From a couple different cellphones and SIM cards to various day bags which help her blend in as a local, writer Lara Dunston shares her gear with us.

Photo courtesy of Lara Dunston.


I actually don’t use a backpack everyday, as I try not to stand out as a traveler and prefer to be mistaken for a local.

The Bags

I use a Samsonite Sahora Upright Spinner which I’ve had for 3.5 years and it’s absolutely brilliant although looking a bit battered now, as my husband, travel photographer Terence Carter, and I have been traveling constantly since January 2006, so time for an upgrade I think.

I carry a Borealis backpack by The North Face in my Samsonite so if we’re doing a trek or heading into the backcountry for a while, I whip that out and we’ll store the Samsonites with the bulk of our gear at a hotel.

For day-to-day travel around towns and cities, I carry a huge leather shoulder bag.

I’ve never found the perfect bag so I’m working with a renowned Italian family of leather-makers to create a bag that looks stylish but is also strong and super-practical with lots of pockets and inserts for all those essentials professional travelers carry with them.

So, what goes inside?

13-Inch Widescreen MacBook

I have just upgraded and the new girl is gorgeous! My last one served me well for 3 years, so it was sad to say goodbye but she was never quite the same after falling from the top of a cupboard in a hotel room in Chiang Mai.

I never travel anywhere without my laptop – I do absolutely everything on it: writing books and stories, checking email, organizing my photos, maintaining my blog, doing our accounts.

It goes absolutely everywhere with me – it even came trekking through the hill tribe villages in Thailand.

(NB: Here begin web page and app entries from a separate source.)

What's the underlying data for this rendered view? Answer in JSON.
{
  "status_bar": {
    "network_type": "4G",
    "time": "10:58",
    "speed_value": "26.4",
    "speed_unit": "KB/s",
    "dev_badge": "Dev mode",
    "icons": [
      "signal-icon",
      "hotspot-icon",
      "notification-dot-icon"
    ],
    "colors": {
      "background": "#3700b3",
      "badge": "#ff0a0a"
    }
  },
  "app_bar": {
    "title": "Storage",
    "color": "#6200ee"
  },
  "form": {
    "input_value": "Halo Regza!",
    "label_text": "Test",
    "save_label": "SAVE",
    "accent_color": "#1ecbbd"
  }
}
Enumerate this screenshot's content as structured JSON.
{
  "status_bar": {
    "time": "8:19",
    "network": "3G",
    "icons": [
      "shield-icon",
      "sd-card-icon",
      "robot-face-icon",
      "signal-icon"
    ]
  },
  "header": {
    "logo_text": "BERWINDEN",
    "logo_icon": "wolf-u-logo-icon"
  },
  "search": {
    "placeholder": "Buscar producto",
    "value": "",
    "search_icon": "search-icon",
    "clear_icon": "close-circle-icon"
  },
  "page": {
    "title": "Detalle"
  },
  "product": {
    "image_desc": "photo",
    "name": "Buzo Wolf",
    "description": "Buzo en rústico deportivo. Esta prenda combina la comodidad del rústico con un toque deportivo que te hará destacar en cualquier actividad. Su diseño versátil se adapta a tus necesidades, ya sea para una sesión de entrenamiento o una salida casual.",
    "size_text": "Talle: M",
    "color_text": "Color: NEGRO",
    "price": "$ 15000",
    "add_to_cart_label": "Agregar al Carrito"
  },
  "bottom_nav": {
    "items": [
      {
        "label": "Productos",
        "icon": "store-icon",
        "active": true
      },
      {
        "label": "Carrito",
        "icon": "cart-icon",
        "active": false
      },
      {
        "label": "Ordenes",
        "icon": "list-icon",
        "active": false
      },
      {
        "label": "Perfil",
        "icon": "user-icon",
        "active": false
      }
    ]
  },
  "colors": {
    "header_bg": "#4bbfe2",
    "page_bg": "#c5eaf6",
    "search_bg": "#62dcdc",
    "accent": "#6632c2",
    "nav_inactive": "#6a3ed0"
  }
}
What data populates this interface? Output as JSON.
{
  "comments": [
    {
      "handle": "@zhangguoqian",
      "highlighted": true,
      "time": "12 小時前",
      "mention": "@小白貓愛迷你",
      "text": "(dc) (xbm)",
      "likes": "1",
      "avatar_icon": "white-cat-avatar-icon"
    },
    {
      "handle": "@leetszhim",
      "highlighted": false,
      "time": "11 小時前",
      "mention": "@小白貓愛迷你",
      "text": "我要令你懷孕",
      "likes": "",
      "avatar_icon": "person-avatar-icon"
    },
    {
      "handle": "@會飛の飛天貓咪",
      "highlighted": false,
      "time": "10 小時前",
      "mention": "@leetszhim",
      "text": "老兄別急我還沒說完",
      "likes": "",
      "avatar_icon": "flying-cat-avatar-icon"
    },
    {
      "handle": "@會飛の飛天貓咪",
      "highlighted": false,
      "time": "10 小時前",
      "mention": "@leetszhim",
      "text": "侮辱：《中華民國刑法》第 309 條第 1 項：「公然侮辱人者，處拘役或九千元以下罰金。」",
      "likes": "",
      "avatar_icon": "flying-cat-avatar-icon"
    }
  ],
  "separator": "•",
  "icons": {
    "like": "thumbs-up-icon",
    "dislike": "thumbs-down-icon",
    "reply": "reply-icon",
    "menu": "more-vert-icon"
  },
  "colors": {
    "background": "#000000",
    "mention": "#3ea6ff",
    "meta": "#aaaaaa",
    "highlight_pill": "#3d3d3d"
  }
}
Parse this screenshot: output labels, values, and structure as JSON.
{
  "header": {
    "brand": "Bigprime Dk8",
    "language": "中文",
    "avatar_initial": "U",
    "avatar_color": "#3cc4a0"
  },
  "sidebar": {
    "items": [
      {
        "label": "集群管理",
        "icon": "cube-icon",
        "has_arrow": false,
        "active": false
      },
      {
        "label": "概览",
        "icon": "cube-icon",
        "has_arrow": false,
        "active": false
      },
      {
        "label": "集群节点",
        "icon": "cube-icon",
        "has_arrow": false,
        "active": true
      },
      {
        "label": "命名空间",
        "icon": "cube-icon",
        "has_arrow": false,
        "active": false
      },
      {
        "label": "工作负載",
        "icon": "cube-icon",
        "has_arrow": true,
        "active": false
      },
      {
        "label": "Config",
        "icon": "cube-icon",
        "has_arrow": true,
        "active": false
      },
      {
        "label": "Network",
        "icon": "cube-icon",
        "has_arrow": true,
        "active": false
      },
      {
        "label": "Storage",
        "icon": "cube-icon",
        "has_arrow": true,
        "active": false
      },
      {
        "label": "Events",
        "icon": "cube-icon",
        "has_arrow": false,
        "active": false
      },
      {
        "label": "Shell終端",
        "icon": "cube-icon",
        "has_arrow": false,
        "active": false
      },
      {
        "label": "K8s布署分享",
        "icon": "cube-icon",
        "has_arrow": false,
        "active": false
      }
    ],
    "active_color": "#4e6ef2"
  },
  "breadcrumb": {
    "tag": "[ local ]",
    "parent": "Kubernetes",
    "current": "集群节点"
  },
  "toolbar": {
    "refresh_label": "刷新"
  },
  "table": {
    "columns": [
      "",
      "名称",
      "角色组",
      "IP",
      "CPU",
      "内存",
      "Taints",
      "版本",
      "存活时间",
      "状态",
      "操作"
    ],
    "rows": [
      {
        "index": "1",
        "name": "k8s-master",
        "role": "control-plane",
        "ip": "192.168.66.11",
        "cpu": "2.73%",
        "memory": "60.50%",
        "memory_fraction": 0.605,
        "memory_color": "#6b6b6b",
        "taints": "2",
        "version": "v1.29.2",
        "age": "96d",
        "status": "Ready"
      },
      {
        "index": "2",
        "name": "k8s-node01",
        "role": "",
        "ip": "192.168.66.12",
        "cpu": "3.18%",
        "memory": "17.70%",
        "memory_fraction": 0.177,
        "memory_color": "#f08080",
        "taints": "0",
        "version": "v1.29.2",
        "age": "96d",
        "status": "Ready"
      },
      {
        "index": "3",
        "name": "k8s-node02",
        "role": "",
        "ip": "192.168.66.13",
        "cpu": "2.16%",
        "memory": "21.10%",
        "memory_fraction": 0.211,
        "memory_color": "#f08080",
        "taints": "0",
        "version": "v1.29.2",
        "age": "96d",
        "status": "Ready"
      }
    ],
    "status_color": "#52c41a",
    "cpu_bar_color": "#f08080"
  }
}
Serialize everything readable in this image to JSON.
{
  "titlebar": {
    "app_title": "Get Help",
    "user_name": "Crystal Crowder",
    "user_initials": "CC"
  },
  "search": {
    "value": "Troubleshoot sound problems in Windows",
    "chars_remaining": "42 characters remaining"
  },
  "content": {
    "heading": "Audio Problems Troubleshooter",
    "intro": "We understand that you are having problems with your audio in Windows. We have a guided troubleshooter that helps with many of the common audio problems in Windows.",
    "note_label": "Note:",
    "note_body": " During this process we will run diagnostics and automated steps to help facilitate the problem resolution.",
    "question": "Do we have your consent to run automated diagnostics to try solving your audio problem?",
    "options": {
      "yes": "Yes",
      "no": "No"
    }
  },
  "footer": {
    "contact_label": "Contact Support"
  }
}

And this one is even lighter! (I also carry a bunch of USBs and portable drives for backing up data: see Terry’s post on that process.)

Motorola MOTORAZR

I carry several cell phones – one for my main number in Dubai, one for Australia (only because phones are locked there), and one which we use to pop in a local SIM card, which we’ll buy if we’re working in a place for a few weeks or longer.

We find using local SIMs to be the cheapest and easiest way to make calls by far and locals prefer to call people back on local numbers so it makes research easier.

We have quite a collection of SIMs now! I have a couple of Nokia phones but my favorite is the Motorola MOTORAZR.

iPod

I have an i-Pod mainly for recording audio interviews, but also for listening to music from my i-Tunes library (my CD collection is stored on the laptop, of course), and learning languages.

At the moment I’m using Earworms by Berlitz to improve my Italian, and it’s just brilliant – it truly is as revolutionary as they say!

 

 

Point-and-Shoot Camera

My compact camera of choice is a Canon G10 PowerShot. Terry has quite a collection of pro-Nikons of course, and I get the hand-me-downs when he upgrades, but I find myself using a compact more because I’m so busy taking notes and my photos are memory shots mainly.

I also like to have something I can sneak into restaurants! The Canon is fantastic in low-light and the picture quality is brilliant.

My only complaint is that the LCD screen cracked in the time between the guy in the store packed it away and I unpacked it at the hotel, and they wouldn’t replace it. The screen really needed to come with a protection panel.



Notebooks and Journals

I don’t go anywhere without a few notebooks. I don’t use Moleskins. I’ve used them before and tried several different types but they always fall apart. They’re not made for our kind of traveling.

I wish they were because they look so good, but they simply don’t do the job for me.

I’m probably one of the few travel writers who’ll admit that. I opt for spiral bound, pocket-size notebooks with recycled paper and recycled cardboard or plastic covers, and when I find something I like, I’ll get half a dozen.

The last lot I bought in Italy, the ones before in Amsterdam but at the moment I’m using some I picked up from a supermarket in Australia and they’re fabulous.

Spiral bound is essential because I staple business cards, receipts, tickets, tags and even serviettes with the relevant notes or review, so when the editor comes back to me to check a number, I have all the info together.

 

 

About Lara Dunston

Australian travel writer Lara Dunston has been ‘based’ in the United Arab Emirates since 1998.

Although she and husband, photographer/co-author Terence Carter, have actually been traveling the world constantly since January 2006, bouncing across the planet from one assignment to another; the closest thing they have to a ‘home’ is their storage unit in Dubai.

Lara has had scores of articles published, everywhere from National Geographic Traveler to USA Today, and has authored and updated over 40 guidebooks (most with Terry) for Rough Guides, Footprint, DK, and Lonely Planet among other publishers.

Lara and Terry have four books coming out in the next few months on Calabria, Northern Italy, Cyprus, and the Italian Lakes. They are currently in Australia writing books. Lara reflects upon the stuff she finds cool (and not so cool) about travel, the travel media, and travel industry at Cool Travel Guide.